**What needs to be done**
How many of the lines in the material below contain the word "font"? Give the number alone.

**Source data**
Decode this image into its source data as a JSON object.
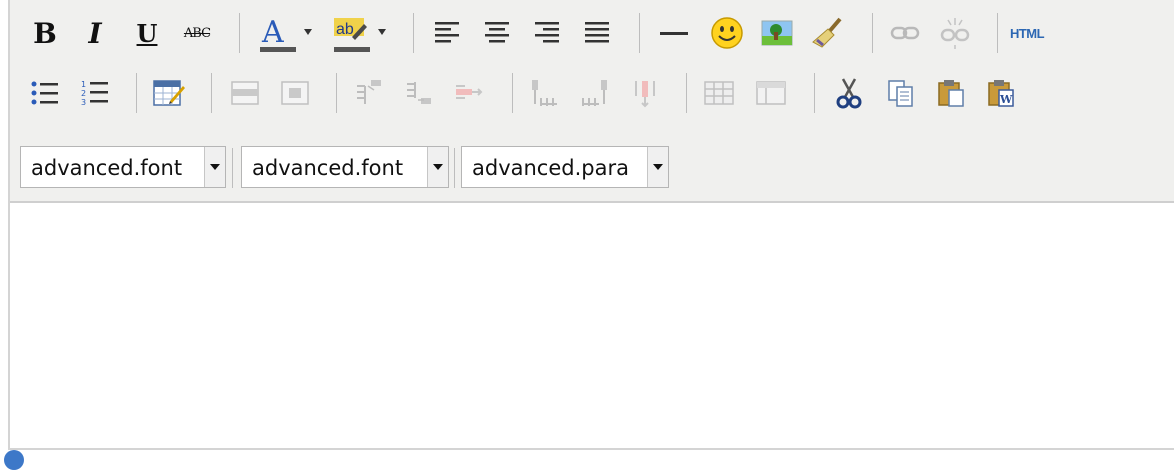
{
  "toolbar": {
    "row1": {
      "buttons": [
        {
          "name": "bold-button",
          "label": "B"
        },
        {
          "name": "italic-button",
          "label": "I"
        },
        {
          "name": "underline-button",
          "label": "U"
        },
        {
          "name": "strikethrough-button",
          "label": "ABC"
        },
        {
          "name": "forecolor-button",
          "label": "A"
        },
        {
          "name": "backcolor-button",
          "label": "ab"
        },
        {
          "name": "html-button",
          "label": "HTML"
        }
      ],
      "colors": {
        "forecolor": "#2a5bb8",
        "backcolor": "#e3b400"
      }
    },
    "selects": [
      {
        "name": "font-family-select",
        "value": "advanced.font"
      },
      {
        "name": "font-size-select",
        "value": "advanced.font"
      },
      {
        "name": "paragraph-format-select",
        "value": "advanced.para"
      }
    ]
  },
  "colors": {
    "toolbar_bg": "#f0f0ee",
    "border": "#d4d4d4",
    "disabled_icon": "#b9b9b9",
    "link_blue": "#2c67b3"
  }
}
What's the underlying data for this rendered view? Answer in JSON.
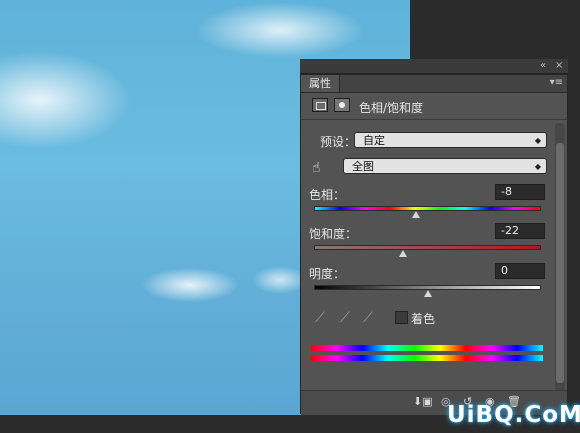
{
  "panel": {
    "tab_label": "属性",
    "title": "色相/饱和度",
    "preset_label": "预设：",
    "preset_value": "自定",
    "channel_value": "全图",
    "hue_label": "色相：",
    "hue_value": "-8",
    "saturation_label": "饱和度：",
    "saturation_value": "-22",
    "lightness_label": "明度：",
    "lightness_value": "0",
    "colorize_label": "着色"
  },
  "controls": {
    "collapse_icon": "«",
    "close_icon": "×"
  },
  "icons": {
    "adjustment_icon": "adjustment-icon",
    "mask_icon": "mask-icon",
    "hand_tool_icon": "hand-icon",
    "eyedropper_icon": "eyedropper-icon"
  },
  "sliders": {
    "hue_fraction": 0.45,
    "saturation_fraction": 0.39,
    "lightness_fraction": 0.5
  },
  "watermark": {
    "text": "UiBQ.CoM"
  },
  "colors": {
    "panel_bg": "#535353",
    "sky_blue": "#6bbce0"
  }
}
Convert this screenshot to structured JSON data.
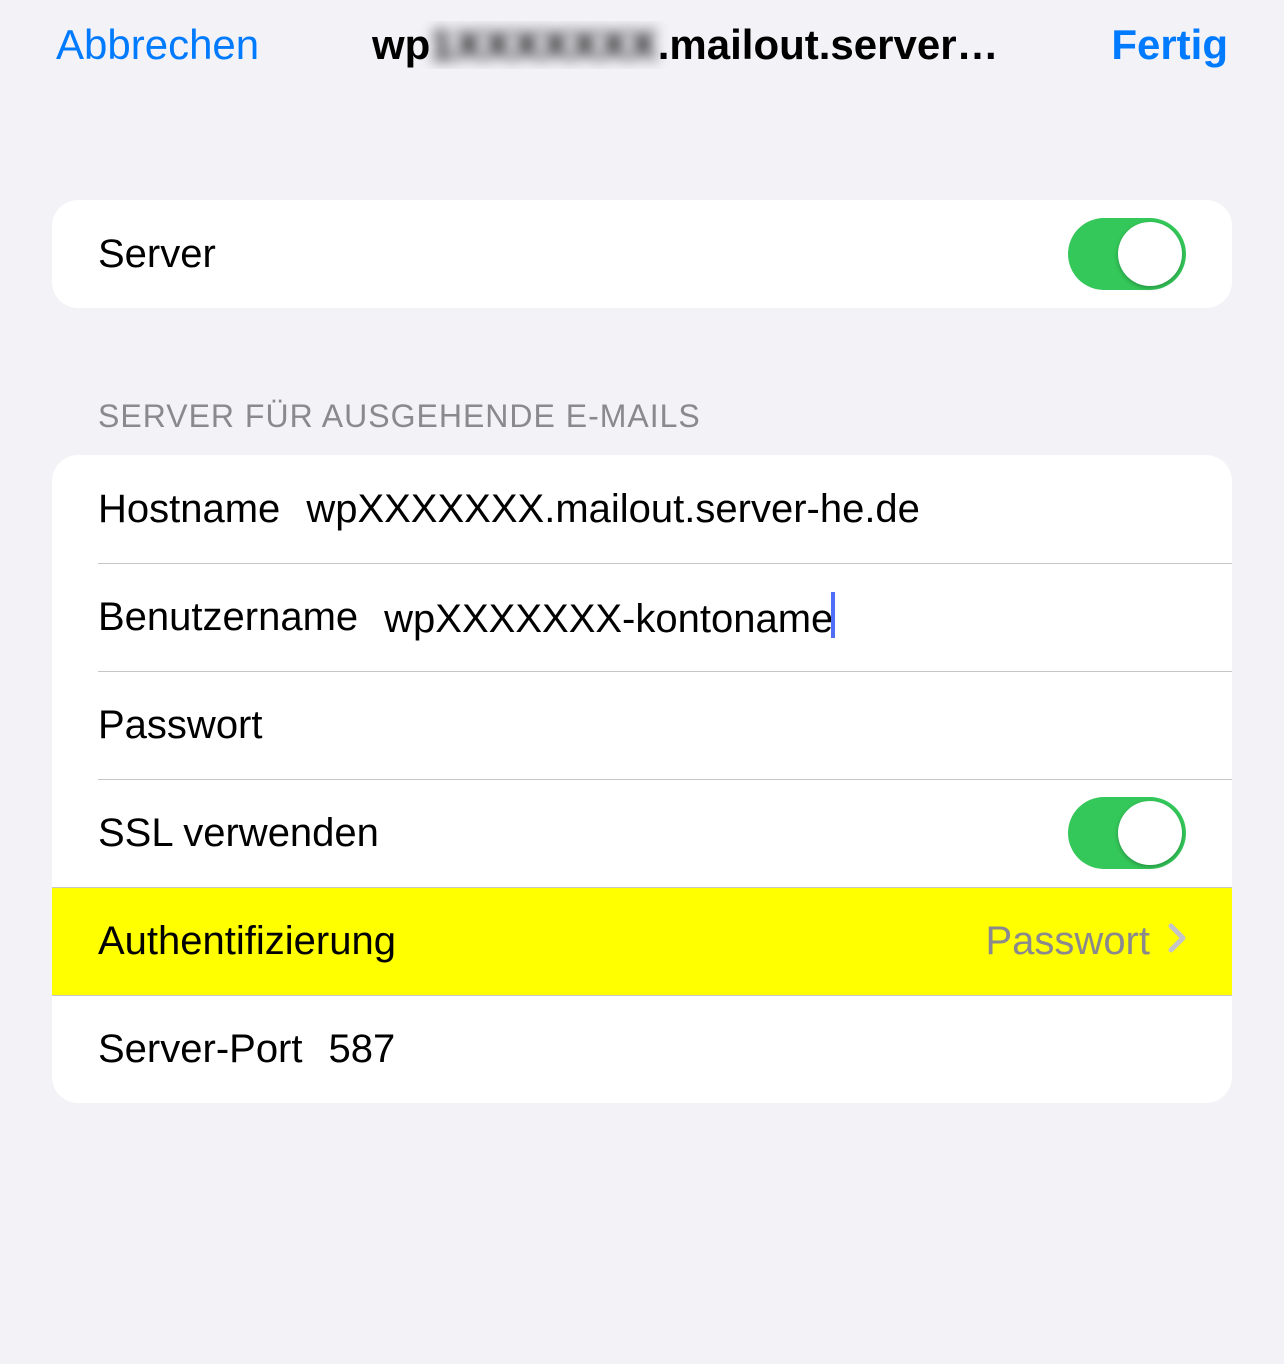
{
  "nav": {
    "cancel_label": "Abbrechen",
    "done_label": "Fertig",
    "title_prefix": "wp",
    "title_blurred": "1XXXXXXX",
    "title_suffix": ".mailout.server…"
  },
  "server_toggle": {
    "label": "Server",
    "on": true
  },
  "outgoing_header": "SERVER FÜR AUSGEHENDE E-MAILS",
  "outgoing": {
    "hostname_label": "Hostname",
    "hostname_value": "wpXXXXXXX.mailout.server-he.de",
    "username_label": "Benutzername",
    "username_value": "wpXXXXXXX-kontoname",
    "password_label": "Passwort",
    "password_value": "",
    "ssl_label": "SSL verwenden",
    "ssl_on": true,
    "auth_label": "Authentifizierung",
    "auth_value": "Passwort",
    "port_label": "Server-Port",
    "port_value": "587"
  }
}
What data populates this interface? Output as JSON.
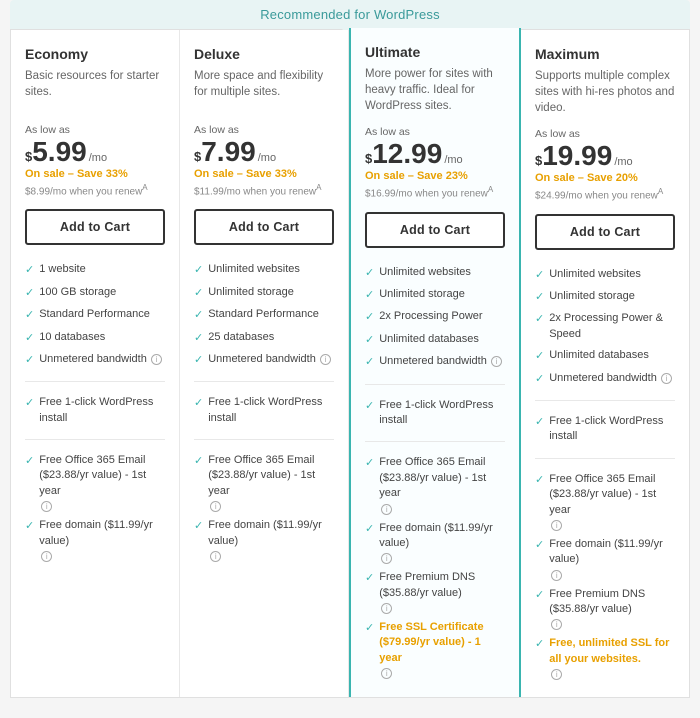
{
  "banner": {
    "text": "Recommended for WordPress"
  },
  "plans": [
    {
      "id": "economy",
      "name": "Economy",
      "description": "Basic resources for starter sites.",
      "price_label": "As low as",
      "price": "$5.99",
      "price_dollar": "$",
      "price_amount": "5.99",
      "price_suffix": "/mo",
      "sale": "On sale – Save 33%",
      "renew": "$8.99/mo when you renew",
      "button": "Add to Cart",
      "highlighted": false,
      "features": [
        {
          "text": "1 website",
          "highlight": false,
          "info": false
        },
        {
          "text": "100 GB storage",
          "highlight": false,
          "info": false
        },
        {
          "text": "Standard Performance",
          "highlight": false,
          "info": false
        },
        {
          "text": "10 databases",
          "highlight": false,
          "info": false
        },
        {
          "text": "Unmetered bandwidth",
          "highlight": false,
          "info": true
        }
      ],
      "extra_features": [
        {
          "text": "Free 1-click WordPress install",
          "highlight": false,
          "info": false
        }
      ],
      "bonus_features": [
        {
          "text": "Free Office 365 Email ($23.88/yr value) - 1st year",
          "highlight": false,
          "info": true
        },
        {
          "text": "Free domain ($11.99/yr value)",
          "highlight": false,
          "info": true
        }
      ]
    },
    {
      "id": "deluxe",
      "name": "Deluxe",
      "description": "More space and flexibility for multiple sites.",
      "price_label": "As low as",
      "price": "$7.99",
      "price_dollar": "$",
      "price_amount": "7.99",
      "price_suffix": "/mo",
      "sale": "On sale – Save 33%",
      "renew": "$11.99/mo when you renew",
      "button": "Add to Cart",
      "highlighted": false,
      "features": [
        {
          "text": "Unlimited websites",
          "highlight": false,
          "info": false
        },
        {
          "text": "Unlimited storage",
          "highlight": false,
          "info": false
        },
        {
          "text": "Standard Performance",
          "highlight": false,
          "info": false
        },
        {
          "text": "25 databases",
          "highlight": false,
          "info": false
        },
        {
          "text": "Unmetered bandwidth",
          "highlight": false,
          "info": true
        }
      ],
      "extra_features": [
        {
          "text": "Free 1-click WordPress install",
          "highlight": false,
          "info": false
        }
      ],
      "bonus_features": [
        {
          "text": "Free Office 365 Email ($23.88/yr value) - 1st year",
          "highlight": false,
          "info": true
        },
        {
          "text": "Free domain ($11.99/yr value)",
          "highlight": false,
          "info": true
        }
      ]
    },
    {
      "id": "ultimate",
      "name": "Ultimate",
      "description": "More power for sites with heavy traffic. Ideal for WordPress sites.",
      "price_label": "As low as",
      "price": "$12.99",
      "price_dollar": "$",
      "price_amount": "12.99",
      "price_suffix": "/mo",
      "sale": "On sale – Save 23%",
      "renew": "$16.99/mo when you renew",
      "button": "Add to Cart",
      "highlighted": true,
      "features": [
        {
          "text": "Unlimited websites",
          "highlight": false,
          "info": false
        },
        {
          "text": "Unlimited storage",
          "highlight": false,
          "info": false
        },
        {
          "text": "2x Processing Power",
          "highlight": false,
          "info": false
        },
        {
          "text": "Unlimited databases",
          "highlight": false,
          "info": false
        },
        {
          "text": "Unmetered bandwidth",
          "highlight": false,
          "info": true
        }
      ],
      "extra_features": [
        {
          "text": "Free 1-click WordPress install",
          "highlight": false,
          "info": false
        }
      ],
      "bonus_features": [
        {
          "text": "Free Office 365 Email ($23.88/yr value) - 1st year",
          "highlight": false,
          "info": true
        },
        {
          "text": "Free domain ($11.99/yr value)",
          "highlight": false,
          "info": true
        },
        {
          "text": "Free Premium DNS ($35.88/yr value)",
          "highlight": false,
          "info": true
        },
        {
          "text": "Free SSL Certificate ($79.99/yr value) - 1 year",
          "highlight": true,
          "info": true
        }
      ]
    },
    {
      "id": "maximum",
      "name": "Maximum",
      "description": "Supports multiple complex sites with hi-res photos and video.",
      "price_label": "As low as",
      "price": "$19.99",
      "price_dollar": "$",
      "price_amount": "19.99",
      "price_suffix": "/mo",
      "sale": "On sale – Save 20%",
      "renew": "$24.99/mo when you renew",
      "button": "Add to Cart",
      "highlighted": false,
      "features": [
        {
          "text": "Unlimited websites",
          "highlight": false,
          "info": false
        },
        {
          "text": "Unlimited storage",
          "highlight": false,
          "info": false
        },
        {
          "text": "2x Processing Power & Speed",
          "highlight": false,
          "info": false
        },
        {
          "text": "Unlimited databases",
          "highlight": false,
          "info": false
        },
        {
          "text": "Unmetered bandwidth",
          "highlight": false,
          "info": true
        }
      ],
      "extra_features": [
        {
          "text": "Free 1-click WordPress install",
          "highlight": false,
          "info": false
        }
      ],
      "bonus_features": [
        {
          "text": "Free Office 365 Email ($23.88/yr value) - 1st year",
          "highlight": false,
          "info": true
        },
        {
          "text": "Free domain ($11.99/yr value)",
          "highlight": false,
          "info": true
        },
        {
          "text": "Free Premium DNS ($35.88/yr value)",
          "highlight": false,
          "info": true
        },
        {
          "text": "Free, unlimited SSL for all your websites.",
          "highlight": true,
          "info": true
        }
      ]
    }
  ]
}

**Solved exercise**
4